George Clooney’s House Is In Danger Due To Heavy Flooding

The place is located on a small island in the middle of the River Thames, about 60 kilometers from London

The storm Dennis, which has lasted for days to Britain , has greatly affected Mill House, the house that George Clooney and his wife Amal They own in Berkshire, about 60 miles from London.


And it turns out, the luxurious mansion (which by the way dates from the XVII) is located on a small island in the middle of the River Thames, which overflowed due to recent rains. Therefore, some areas of the place have been affected.

Such is the case of the tennis court, the entire garden and an attached house, which have been submerged. So far they have “saved” the main house, the pool and the boats that have the Clooney.

As reported by the Spanish newspaper The country , this is the second time that the house of the actor is damaged. The first time he suffered affectations was in 2016, the same for floods. So, George Clooney He made renovations and arrangements that took 18 months. Upon conclusion, the couple moved to the mansion with everything and their children, the twins She

Y Alexander.

The Clooney They bought the house in September 2014, a few weeks after being married in a lavish and well-commented wedding in Venice. Although the actor and the lawyer have not disclosed the price they paid for the property, The country reports that its starting price was 9 million euros (about 185 million pesos).

This mansion has seven bedrooms, five bathrooms, several lounges, two main rooms, dining room, office, plus a large garage capable of giving rise to a good collection of cars.

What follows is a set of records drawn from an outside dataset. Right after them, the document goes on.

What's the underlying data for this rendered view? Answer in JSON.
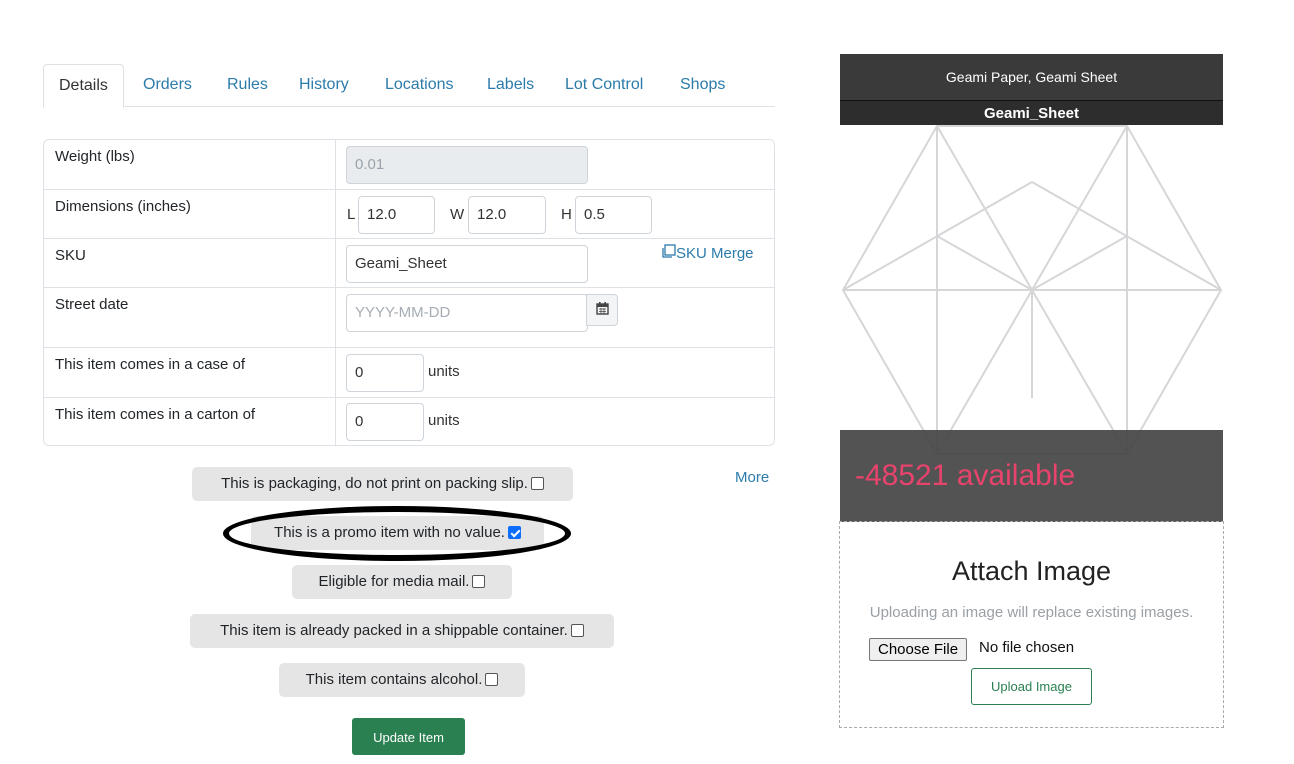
{
  "tabs": [
    {
      "label": "Details",
      "active": true
    },
    {
      "label": "Orders"
    },
    {
      "label": "Rules"
    },
    {
      "label": "History"
    },
    {
      "label": "Locations"
    },
    {
      "label": "Labels"
    },
    {
      "label": "Lot Control"
    },
    {
      "label": "Shops"
    }
  ],
  "form": {
    "weight": {
      "label": "Weight (lbs)",
      "value": "0.01"
    },
    "dimensions": {
      "label": "Dimensions (inches)",
      "l_label": "L",
      "l_value": "12.0",
      "w_label": "W",
      "w_value": "12.0",
      "h_label": "H",
      "h_value": "0.5"
    },
    "sku": {
      "label": "SKU",
      "value": "Geami_Sheet",
      "merge_label": "SKU Merge"
    },
    "street_date": {
      "label": "Street date",
      "placeholder": "YYYY-MM-DD",
      "icon": "calendar-icon"
    },
    "case": {
      "label": "This item comes in a case of",
      "value": "0",
      "units": "units"
    },
    "carton": {
      "label": "This item comes in a carton of",
      "value": "0",
      "units": "units"
    }
  },
  "more_link": "More",
  "options": [
    {
      "label": "This is packaging, do not print on packing slip.",
      "checked": false
    },
    {
      "label": "This is a promo item with no value.",
      "checked": true
    },
    {
      "label": "Eligible for media mail.",
      "checked": false
    },
    {
      "label": "This item is already packed in a shippable container.",
      "checked": false
    },
    {
      "label": "This item contains alcohol.",
      "checked": false
    }
  ],
  "update_button": "Update Item",
  "product_card": {
    "title": "Geami Paper, Geami Sheet",
    "sku": "Geami_Sheet",
    "available": "-48521 available",
    "placeholder_icon": "cube-placeholder-icon"
  },
  "attach": {
    "title": "Attach Image",
    "note": "Uploading an image will replace existing images.",
    "choose_label": "Choose File",
    "no_file": "No file chosen",
    "upload_label": "Upload Image"
  },
  "colors": {
    "link": "#2b7bab",
    "update_green": "#2a8050",
    "available_red": "#e8436c",
    "checkbox_blue": "#0d6efd"
  }
}
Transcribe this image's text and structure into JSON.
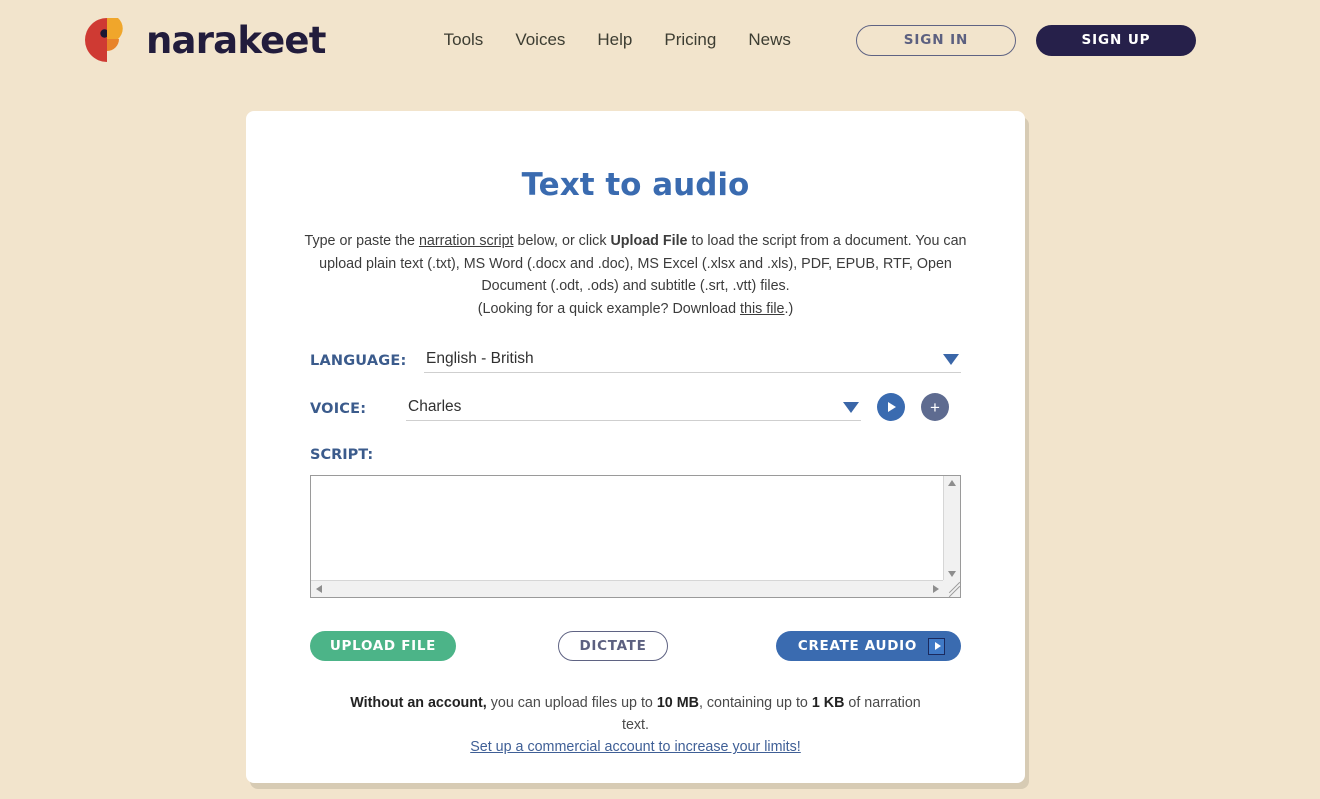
{
  "header": {
    "logo_text": "narakeet",
    "nav": [
      {
        "label": "Tools"
      },
      {
        "label": "Voices"
      },
      {
        "label": "Help"
      },
      {
        "label": "Pricing"
      },
      {
        "label": "News"
      }
    ],
    "sign_in": "SIGN IN",
    "sign_up": "SIGN UP"
  },
  "card": {
    "title": "Text to audio",
    "intro": {
      "p1_a": "Type or paste the ",
      "p1_link": "narration script",
      "p1_b": " below, or click ",
      "p1_bold": "Upload File",
      "p1_c": " to load the script from a document. You can upload plain text (.txt), MS Word (.docx and .doc), MS Excel (.xlsx and .xls), PDF, EPUB, RTF, Open Document (.odt, .ods) and subtitle (.srt, .vtt) files.",
      "p2_a": "(Looking for a quick example? Download ",
      "p2_link": "this file",
      "p2_b": ".)"
    },
    "language": {
      "label": "LANGUAGE:",
      "value": "English - British"
    },
    "voice": {
      "label": "VOICE:",
      "value": "Charles",
      "preview_icon": "play-icon",
      "add_icon": "plus-icon"
    },
    "script": {
      "label": "SCRIPT:",
      "value": "",
      "placeholder": ""
    },
    "buttons": {
      "upload": "UPLOAD FILE",
      "dictate": "DICTATE",
      "create": "CREATE AUDIO",
      "create_icon": "play-icon"
    },
    "note": {
      "bold1": "Without an account,",
      "text1": " you can upload files up to ",
      "bold2": "10 MB",
      "text2": ", containing up to ",
      "bold3": "1 KB",
      "text3": " of narration text.",
      "link": "Set up a commercial account to increase your limits!"
    }
  },
  "colors": {
    "page_bg": "#f2e4cc",
    "brand_navy": "#26204a",
    "title_blue": "#3a6bb0",
    "label_blue": "#3b5b8c",
    "upload_green": "#4cb488",
    "logo_red": "#cf3a33",
    "logo_orange": "#f0a62b"
  }
}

Mill House, which was owned by banker Omar Bayoumi, is located a few kilometers from the castle where the series and the film was filmed Downton Abbey.

Although this is the “main” house of the Clooney, the couple also spends much of the year in their mansion on Lake Como, in Italy, in addition to the house they own in Los Angeles. The bad news for them is that the storm Dennis still does not dissipate; In fact, this weekend is expected to gain strength, with wind gusts of up to 104 kilometers per hour.